With the invention of the Macintosh in 1984, Steve Jobs commercialized modern graphical computing. But he oversaw another invention from that era that was just as brilliant but no one mentions these days.
Says ex-Apple CEO John Sculley:
What I’ve learned in high tech is that there’s a very, very thin line between success and failure. It’s an industry where you are constantly taking risks, particularly if you’re a company like Apple, which is constantly living out on the edge.
Your chance of being on one side of that line or the other side of the line is about equal. Sometimes… he was wrong tactically on a number of things. He wouldn’t put a hard drive in the Macintosh.
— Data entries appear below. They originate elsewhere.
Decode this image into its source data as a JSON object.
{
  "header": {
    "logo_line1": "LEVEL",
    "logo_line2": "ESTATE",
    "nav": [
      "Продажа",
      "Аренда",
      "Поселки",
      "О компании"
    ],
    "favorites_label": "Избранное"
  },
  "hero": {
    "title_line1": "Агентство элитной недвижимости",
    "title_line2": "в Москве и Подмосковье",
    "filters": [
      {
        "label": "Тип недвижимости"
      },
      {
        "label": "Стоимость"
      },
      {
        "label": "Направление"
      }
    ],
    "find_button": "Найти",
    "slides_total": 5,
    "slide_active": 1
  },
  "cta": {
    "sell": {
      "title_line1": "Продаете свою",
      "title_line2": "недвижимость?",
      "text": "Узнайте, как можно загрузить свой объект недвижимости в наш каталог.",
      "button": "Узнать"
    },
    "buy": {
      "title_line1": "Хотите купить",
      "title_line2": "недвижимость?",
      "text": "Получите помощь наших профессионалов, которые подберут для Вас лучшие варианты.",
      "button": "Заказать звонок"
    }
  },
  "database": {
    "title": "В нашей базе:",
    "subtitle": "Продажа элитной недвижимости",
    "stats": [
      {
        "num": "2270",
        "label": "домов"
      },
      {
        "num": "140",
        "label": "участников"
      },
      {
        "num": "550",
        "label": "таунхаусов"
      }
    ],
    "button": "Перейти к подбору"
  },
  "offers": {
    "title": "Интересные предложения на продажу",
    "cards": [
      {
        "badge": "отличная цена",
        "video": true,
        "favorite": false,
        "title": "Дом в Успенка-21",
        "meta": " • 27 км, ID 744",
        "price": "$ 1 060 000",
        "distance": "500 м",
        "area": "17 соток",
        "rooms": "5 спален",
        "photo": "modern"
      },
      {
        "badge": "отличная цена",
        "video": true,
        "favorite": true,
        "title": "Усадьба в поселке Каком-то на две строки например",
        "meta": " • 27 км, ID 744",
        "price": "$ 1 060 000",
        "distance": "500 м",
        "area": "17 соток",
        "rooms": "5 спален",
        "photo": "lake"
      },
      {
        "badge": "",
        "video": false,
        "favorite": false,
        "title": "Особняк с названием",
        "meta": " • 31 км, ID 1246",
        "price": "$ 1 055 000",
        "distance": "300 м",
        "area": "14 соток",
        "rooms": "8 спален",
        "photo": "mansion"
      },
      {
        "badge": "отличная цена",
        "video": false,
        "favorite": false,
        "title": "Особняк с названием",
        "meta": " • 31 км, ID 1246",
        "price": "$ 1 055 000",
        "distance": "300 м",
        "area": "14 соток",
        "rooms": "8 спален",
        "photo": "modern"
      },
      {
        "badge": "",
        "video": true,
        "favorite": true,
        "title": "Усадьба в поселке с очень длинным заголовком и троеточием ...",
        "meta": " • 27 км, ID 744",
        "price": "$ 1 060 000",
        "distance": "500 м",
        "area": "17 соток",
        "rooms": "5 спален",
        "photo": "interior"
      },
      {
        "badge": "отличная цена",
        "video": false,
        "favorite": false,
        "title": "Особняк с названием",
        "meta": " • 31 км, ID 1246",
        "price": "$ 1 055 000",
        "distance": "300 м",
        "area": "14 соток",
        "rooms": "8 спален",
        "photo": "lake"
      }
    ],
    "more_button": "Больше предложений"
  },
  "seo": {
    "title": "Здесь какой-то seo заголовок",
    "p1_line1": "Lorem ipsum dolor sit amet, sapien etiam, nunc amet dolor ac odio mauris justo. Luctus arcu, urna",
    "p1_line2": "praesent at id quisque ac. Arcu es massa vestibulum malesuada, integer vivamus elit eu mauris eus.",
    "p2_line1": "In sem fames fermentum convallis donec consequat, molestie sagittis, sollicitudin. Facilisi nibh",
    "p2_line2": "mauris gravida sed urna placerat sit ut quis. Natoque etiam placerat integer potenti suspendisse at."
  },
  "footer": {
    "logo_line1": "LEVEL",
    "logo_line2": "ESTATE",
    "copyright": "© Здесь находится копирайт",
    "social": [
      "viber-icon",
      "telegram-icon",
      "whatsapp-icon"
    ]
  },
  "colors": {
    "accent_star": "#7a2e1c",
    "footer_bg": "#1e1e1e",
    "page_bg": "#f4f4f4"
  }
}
When someone asked him about communications, he just threw a little disk across the room and said, “That’s all we’ll ever need.” On the other hand, Steve led the development of what was called AppleTalk and AppleLink. AppleTalk was the communications that enabled the Macintosh to communicate to the laser printer that enabled… desktop publishing.
AppleTalk was brilliant in its day. It was as brilliant as the Macintosh. It was another example of using a minimalist approach and solving a problem that no one else thought was a problem that needed to be solved. Steve was solving problems back in the 80s that turned out 15, 20 years later to be exactly the right problems to be working on. The challenge was we were decades away from when the technology would be homogenized enough and powerful enough to be able to make all those things mass market. He was just, in many cases, he was way ahead of his time.